Don’t worry about the end result! Enjoy the process and experiment more.
Are there any illustrators in particular that inspire you? (Please give us names/social handles)
One of my favorite illustrators is Moebius/Jean Giraud. His sci-fi/fantasy works have always been deeply inspirational to me, especially the colorful sci-fi worlds he created. Another illustrator whose work I love is Eyvind Earle. The atmosphere and use of shape in his work has always astounded me. I’m also a big fan of the Impressionist movement in art history!
As for contemporary illustrators, it’s hard to choose–– there are so many amazing artists working these days! I’ll list out a few whose work really resonates with me:
Ikegami Yoriyuki (IG: @yoriyukiii) makes gorgeous, lush, expressive pieces filled with pure magic. I simply can’t look away.
Olivia Fields (IG: @tncts) makes such stylish work with a mastery of line, shape, and color. Her compositions are stunning and very worth studying!
Molly Mendoza (IG: @msmollym) is incredible. The raw energy, texture, and dynamism in her paintings – hand-in-hand with her amazing use of color – always leaves me breathless.
What is one of your favorite moments in animation (does not have to be a GKIDS title)
The ending of Only Yesterday impacted me like nothing else. Since it’s the ending, I won’t describe it much–– but know that I cried all the way through it! It’s my favorite ending to any movie I’ve seen.

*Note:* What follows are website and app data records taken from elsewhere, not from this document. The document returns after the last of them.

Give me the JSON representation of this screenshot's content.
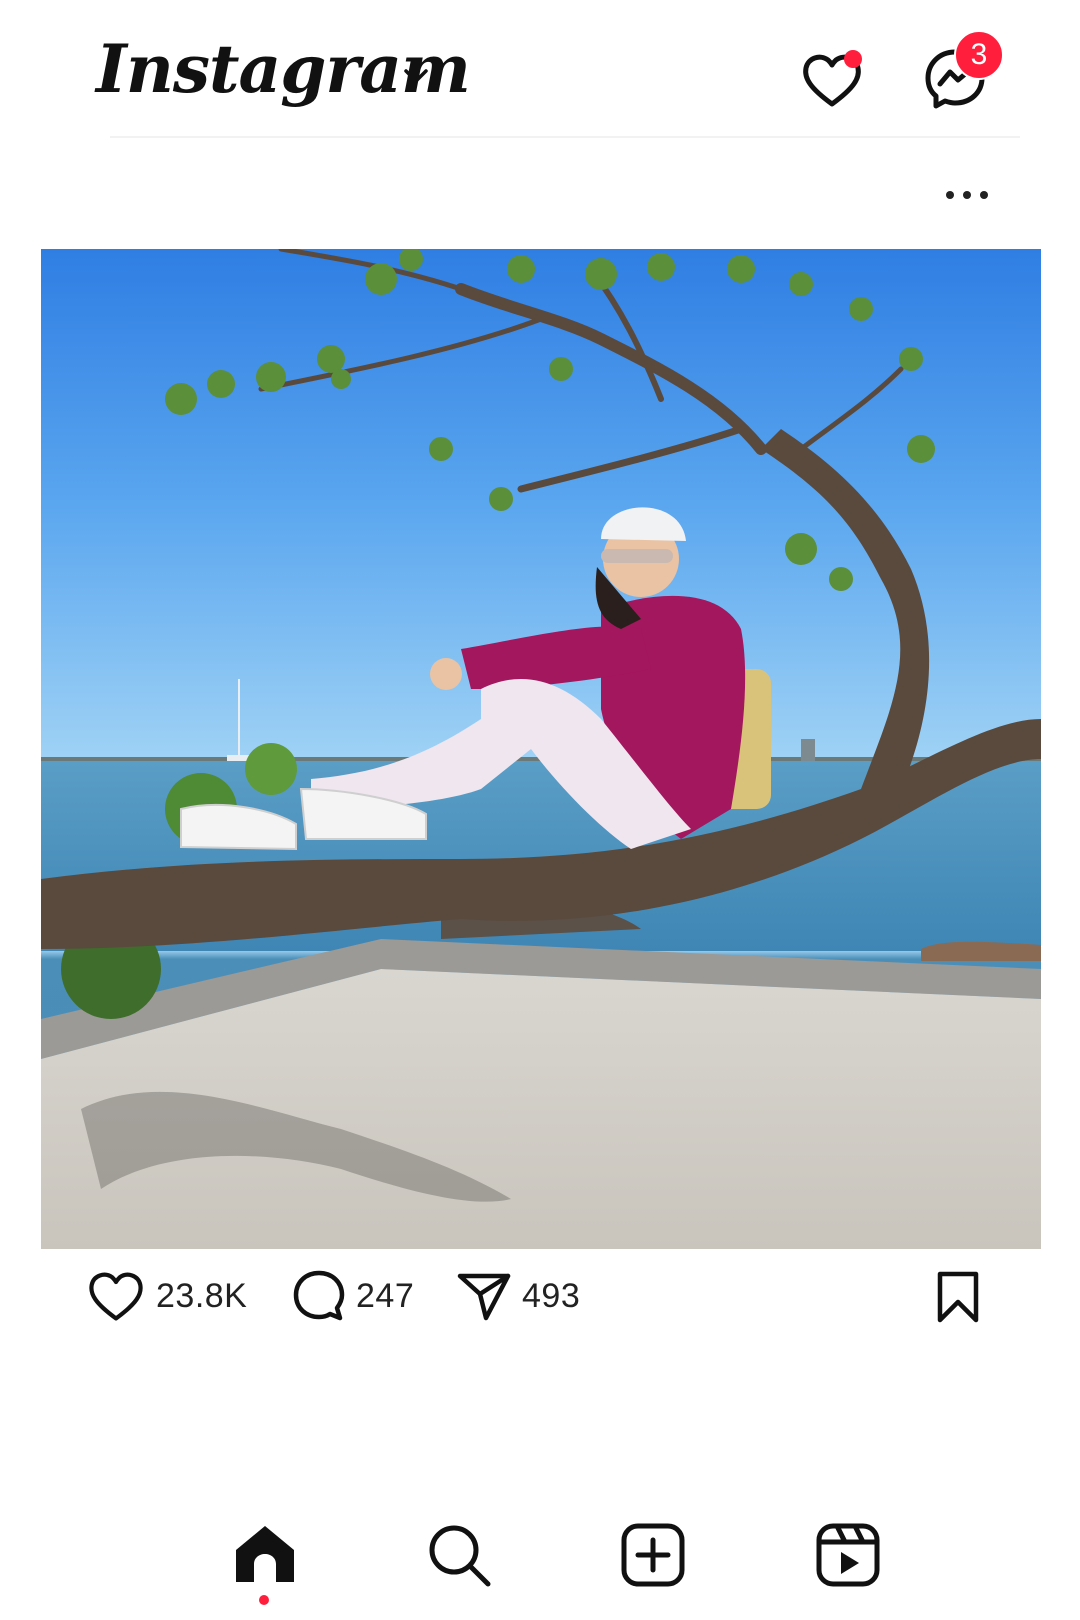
{
  "app": {
    "title": "Instagram",
    "accent_color": "#ff1f3d"
  },
  "header": {
    "logo_text": "Instagram",
    "account_switcher_icon": "chevron-down-icon",
    "notifications_icon": "heart-icon",
    "notifications_has_dot": true,
    "messages_icon": "messenger-icon",
    "messages_badge": "3"
  },
  "post": {
    "options_icon": "more-horizontal-icon",
    "image_icon": "photo",
    "actions": {
      "like_icon": "heart-outline-icon",
      "likes": "23.8K",
      "comment_icon": "comment-icon",
      "comments": "247",
      "share_icon": "paper-plane-icon",
      "shares": "493",
      "save_icon": "bookmark-icon"
    }
  },
  "bottom_nav": {
    "items": [
      {
        "icon": "home-icon",
        "active": true
      },
      {
        "icon": "search-icon",
        "active": false
      },
      {
        "icon": "create-post-icon",
        "active": false
      },
      {
        "icon": "reels-icon",
        "active": false
      }
    ]
  }
}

Please let us know your top 3 GKIDS title recommendations, and one sentence why?
In no particular order, I would recommend:

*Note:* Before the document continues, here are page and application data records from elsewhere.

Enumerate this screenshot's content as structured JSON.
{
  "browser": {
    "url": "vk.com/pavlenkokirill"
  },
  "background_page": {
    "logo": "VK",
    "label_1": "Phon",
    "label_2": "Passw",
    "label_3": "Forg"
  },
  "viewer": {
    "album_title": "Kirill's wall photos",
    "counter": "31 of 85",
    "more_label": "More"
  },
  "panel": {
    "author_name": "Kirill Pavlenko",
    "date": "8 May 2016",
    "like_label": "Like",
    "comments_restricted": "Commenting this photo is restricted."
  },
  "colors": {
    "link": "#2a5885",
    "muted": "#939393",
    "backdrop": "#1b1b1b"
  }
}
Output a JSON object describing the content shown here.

Princess Mononoke. I always come back to this movie–– it’s a truly epic, painful, gorgeous story about suffering, joy, death, and life.
Only Yesterday. This is a very slow, quiet movie packed with so much genuine, heart-wrenching emotion…it’s a masterclass in storytelling, and a beautiful movie to experience.

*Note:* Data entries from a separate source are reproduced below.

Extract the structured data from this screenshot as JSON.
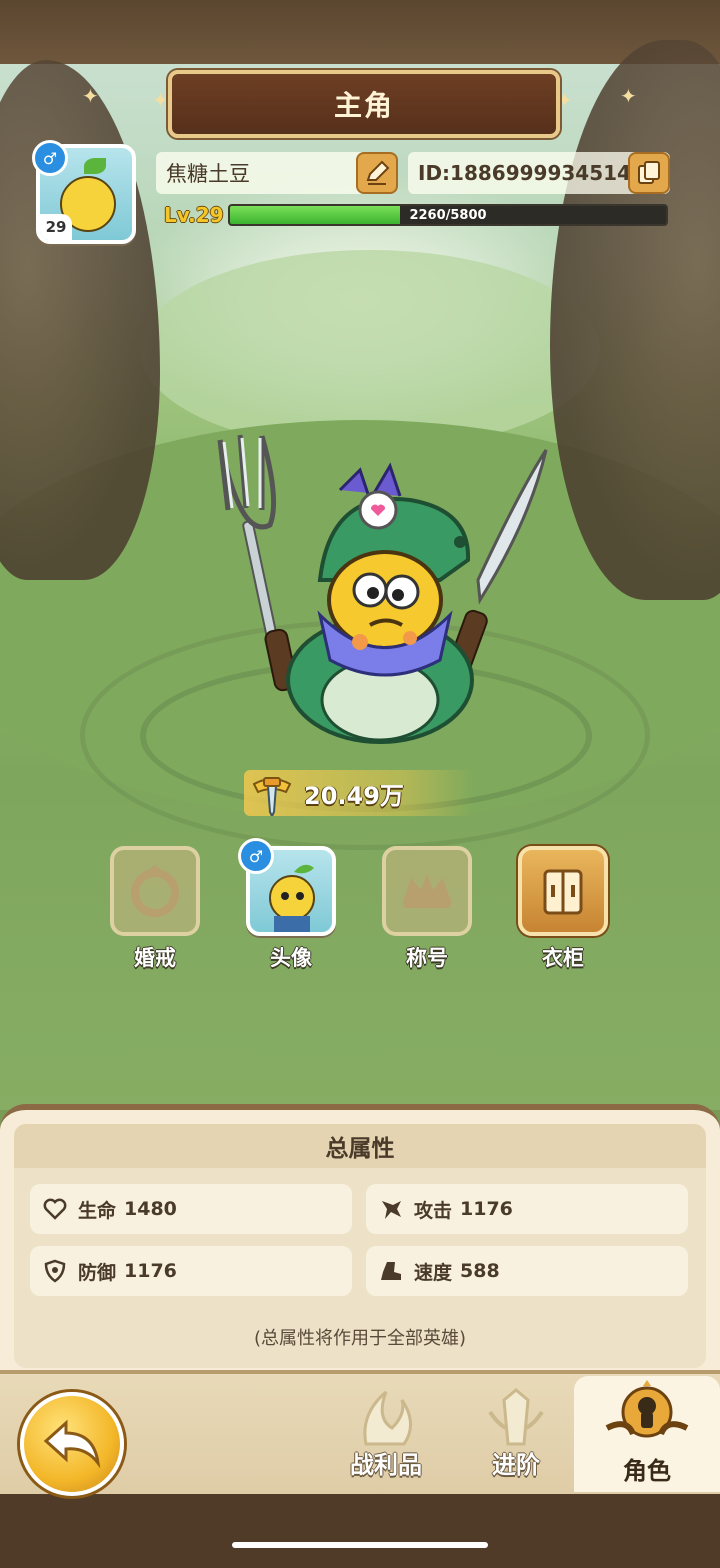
{
  "header": {
    "title": "主角"
  },
  "profile": {
    "name": "焦糖土豆",
    "id_label": "ID:1886999934514",
    "level_badge": "29",
    "level_label": "Lv.29",
    "xp": {
      "current": 2260,
      "max": 5800,
      "text": "2260/5800"
    },
    "gender_symbol": "♂"
  },
  "power": {
    "value": "20.49万"
  },
  "features": [
    {
      "label": "婚戒",
      "icon": "ring-icon",
      "state": "locked"
    },
    {
      "label": "头像",
      "icon": "avatar-icon",
      "state": "available"
    },
    {
      "label": "称号",
      "icon": "crown-icon",
      "state": "locked"
    },
    {
      "label": "衣柜",
      "icon": "wardrobe-icon",
      "state": "available"
    }
  ],
  "stats_panel": {
    "title": "总属性",
    "stats": [
      {
        "name": "生命",
        "value": "1480",
        "icon": "heart-icon"
      },
      {
        "name": "攻击",
        "value": "1176",
        "icon": "attack-icon"
      },
      {
        "name": "防御",
        "value": "1176",
        "icon": "shield-icon"
      },
      {
        "name": "速度",
        "value": "588",
        "icon": "boot-icon"
      }
    ],
    "note": "(总属性将作用于全部英雄)"
  },
  "bottom_nav": {
    "tabs": [
      {
        "label": "战利品",
        "icon": "loot-icon",
        "active": false
      },
      {
        "label": "进阶",
        "icon": "advance-icon",
        "active": false
      },
      {
        "label": "角色",
        "icon": "character-icon",
        "active": true
      }
    ]
  },
  "colors": {
    "accent_gold": "#e2a84b",
    "xp_green": "#3bb32f",
    "gender_blue": "#2a8fe0",
    "panel_bg": "#f6ecd7"
  }
}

Whisper of the Heart. If anything has perfectly encapsulated the emotions, hopes, dreams, and struggles of being a teenager who loves to tell stories, it’s this movie. Unforgettable.